§ **About this task**: For every line in the data below that contains "image", copy the line.

-------- Records for the task

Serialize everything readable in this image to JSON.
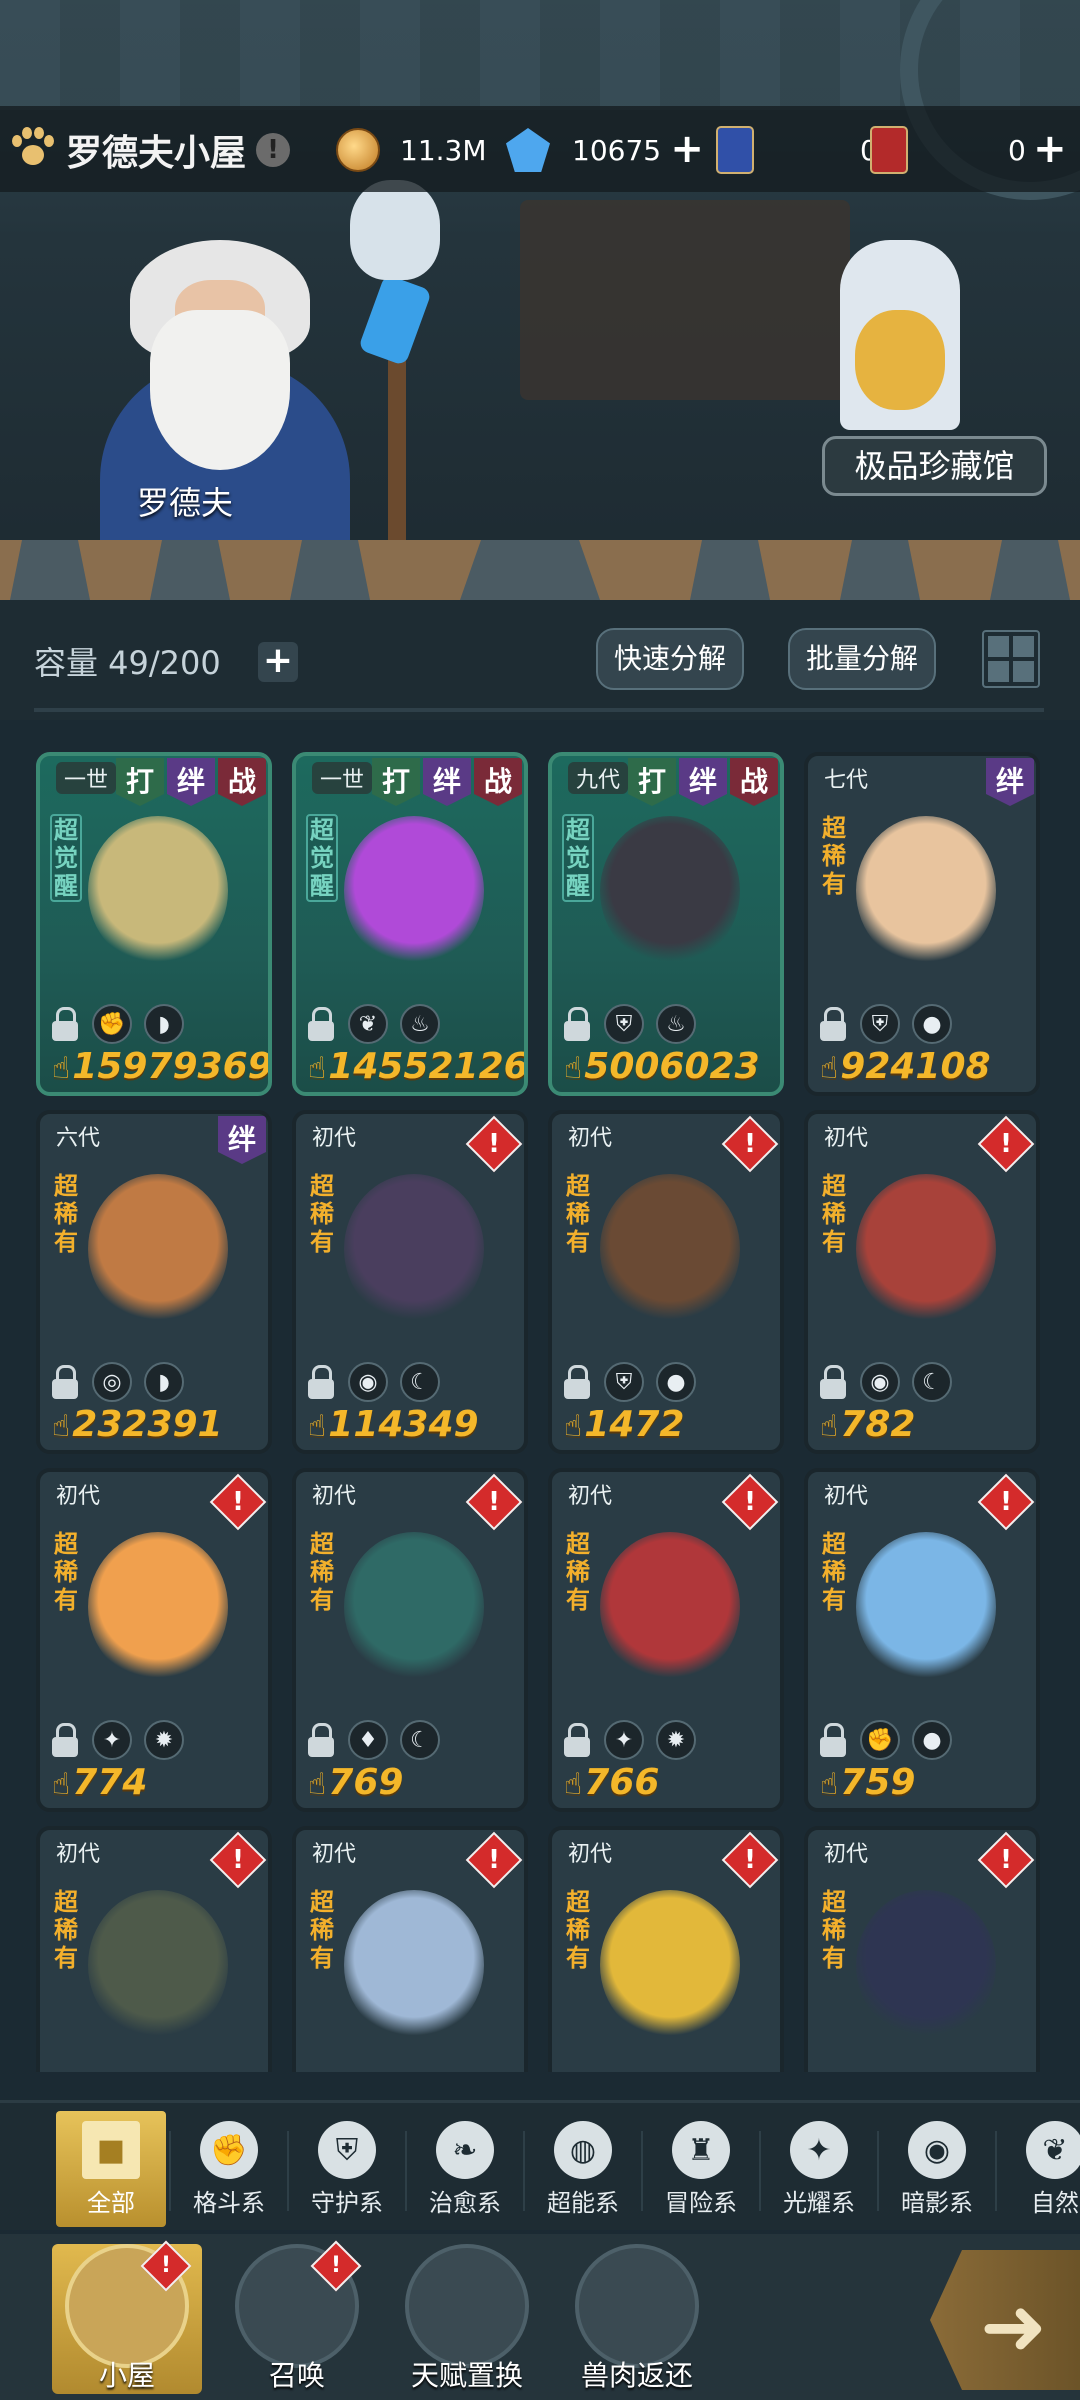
{
  "header": {
    "home_title": "罗德夫小屋",
    "warn_mark": "!",
    "coins": "11.3M",
    "gems": "10675",
    "card_a_count": "0",
    "card_b_count": "0",
    "plus": "+"
  },
  "scene": {
    "npc_name": "罗德夫",
    "museum_label": "极品珍藏馆"
  },
  "toolbar": {
    "capacity": "容量 49/200",
    "add": "+",
    "quick_decompose": "快速分解",
    "batch_decompose": "批量分解"
  },
  "cards": [
    {
      "gen": "一世",
      "tags": [
        "打",
        "绊",
        "战"
      ],
      "rarity": "超觉醒",
      "power": "15979369",
      "awaken": true,
      "alert": false,
      "color": "#c8b87a"
    },
    {
      "gen": "一世",
      "tags": [
        "打",
        "绊",
        "战"
      ],
      "rarity": "超觉醒",
      "power": "14552126",
      "awaken": true,
      "alert": false,
      "color": "#b04ad8"
    },
    {
      "gen": "九代",
      "tags": [
        "打",
        "绊",
        "战"
      ],
      "rarity": "超觉醒",
      "power": "5006023",
      "awaken": true,
      "alert": false,
      "color": "#3a3a44"
    },
    {
      "gen": "七代",
      "tags": [
        "绊"
      ],
      "rarity": "超稀有",
      "power": "924108",
      "awaken": false,
      "alert": false,
      "color": "#e8c49e"
    },
    {
      "gen": "六代",
      "tags": [
        "绊"
      ],
      "rarity": "超稀有",
      "power": "232391",
      "awaken": false,
      "alert": false,
      "color": "#c07a44"
    },
    {
      "gen": "初代",
      "tags": [],
      "rarity": "超稀有",
      "power": "114349",
      "awaken": false,
      "alert": true,
      "color": "#4a3e5e"
    },
    {
      "gen": "初代",
      "tags": [],
      "rarity": "超稀有",
      "power": "1472",
      "awaken": false,
      "alert": true,
      "color": "#6a4a34"
    },
    {
      "gen": "初代",
      "tags": [],
      "rarity": "超稀有",
      "power": "782",
      "awaken": false,
      "alert": true,
      "color": "#a8423a"
    },
    {
      "gen": "初代",
      "tags": [],
      "rarity": "超稀有",
      "power": "774",
      "awaken": false,
      "alert": true,
      "color": "#f0a04e"
    },
    {
      "gen": "初代",
      "tags": [],
      "rarity": "超稀有",
      "power": "769",
      "awaken": false,
      "alert": true,
      "color": "#2f6a66"
    },
    {
      "gen": "初代",
      "tags": [],
      "rarity": "超稀有",
      "power": "766",
      "awaken": false,
      "alert": true,
      "color": "#b0373a"
    },
    {
      "gen": "初代",
      "tags": [],
      "rarity": "超稀有",
      "power": "759",
      "awaken": false,
      "alert": true,
      "color": "#7bb6e6"
    },
    {
      "gen": "初代",
      "tags": [],
      "rarity": "超稀有",
      "power": "",
      "awaken": false,
      "alert": true,
      "color": "#4e5a4a"
    },
    {
      "gen": "初代",
      "tags": [],
      "rarity": "超稀有",
      "power": "",
      "awaken": false,
      "alert": true,
      "color": "#9fb8d6"
    },
    {
      "gen": "初代",
      "tags": [],
      "rarity": "超稀有",
      "power": "",
      "awaken": false,
      "alert": true,
      "color": "#e2b83a"
    },
    {
      "gen": "初代",
      "tags": [],
      "rarity": "超稀有",
      "power": "",
      "awaken": false,
      "alert": true,
      "color": "#2e3552"
    }
  ],
  "card_icons": [
    [
      "fist-icon",
      "meat-icon"
    ],
    [
      "leaf-icon",
      "fire-icon"
    ],
    [
      "shield-icon",
      "fire-icon"
    ],
    [
      "shield-icon",
      "drop-icon"
    ],
    [
      "target-icon",
      "meat-icon"
    ],
    [
      "eye-icon",
      "moon-icon"
    ],
    [
      "shield-icon",
      "drop-icon"
    ],
    [
      "eye-icon",
      "moon-icon"
    ],
    [
      "star-cross-icon",
      "sun-icon"
    ],
    [
      "flame-icon",
      "moon-icon"
    ],
    [
      "star-cross-icon",
      "sun-icon"
    ],
    [
      "fist-icon",
      "drop-icon"
    ]
  ],
  "tabs": [
    {
      "label": "全部",
      "icon": "blocks-icon"
    },
    {
      "label": "格斗系",
      "icon": "fist-icon"
    },
    {
      "label": "守护系",
      "icon": "shield-icon"
    },
    {
      "label": "治愈系",
      "icon": "sprout-icon"
    },
    {
      "label": "超能系",
      "icon": "mind-icon"
    },
    {
      "label": "冒险系",
      "icon": "lantern-icon"
    },
    {
      "label": "光耀系",
      "icon": "star-cross-icon"
    },
    {
      "label": "暗影系",
      "icon": "eye-icon"
    },
    {
      "label": "自然",
      "icon": "leaf-icon"
    }
  ],
  "nav": [
    {
      "label": "小屋",
      "badge": "!"
    },
    {
      "label": "召唤",
      "badge": "!"
    },
    {
      "label": "天赋置换",
      "badge": ""
    },
    {
      "label": "兽肉返还",
      "badge": ""
    }
  ]
}
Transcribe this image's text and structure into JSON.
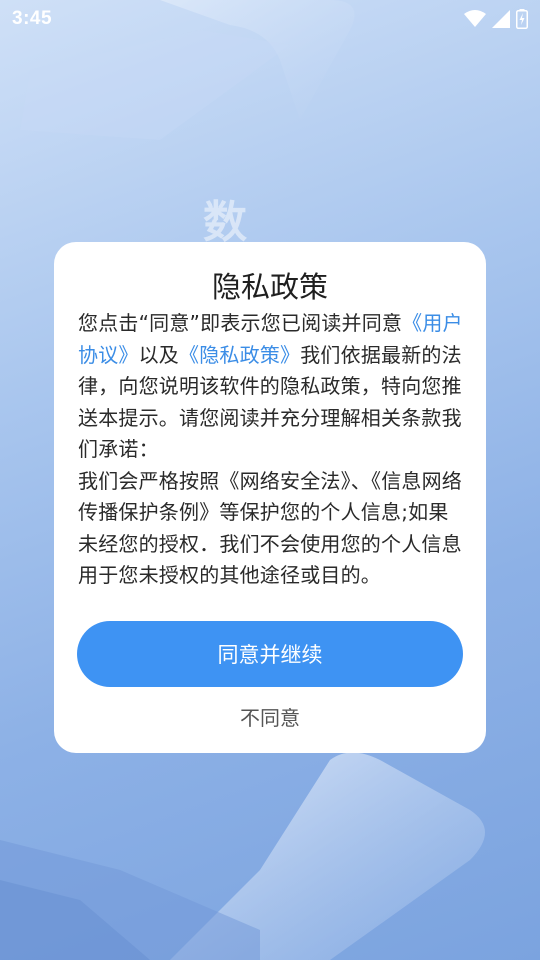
{
  "status_bar": {
    "time": "3:45",
    "icons": [
      "wifi-icon",
      "signal-icon",
      "battery-charging-icon"
    ]
  },
  "background": {
    "char": "数"
  },
  "dialog": {
    "title": "隐私政策",
    "para1": {
      "prefix": "您点击“同意”即表示您已阅读并同意",
      "link_user_agreement": "《用户协议》",
      "middle": "以及",
      "link_privacy_policy": "《隐私政策》",
      "suffix": "我们依据最新的法律，向您说明该软件的隐私政策，特向您推送本提示。请您阅读并充分理解相关条款我们承诺："
    },
    "para2": "我们会严格按照《网络安全法》、《信息网络传播保护条例》等保护您的个人信息;如果未经您的授权．我们不会使用您的个人信息用于您未授权的其他途径或目的。",
    "agree_label": "同意并继续",
    "disagree_label": "不同意"
  },
  "colors": {
    "accent": "#3e93f3",
    "link": "#3b8de6"
  }
}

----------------

§ **Solution**:
Serialize everything readable in this image to JSON.
Transcribe this image's text and structure into JSON.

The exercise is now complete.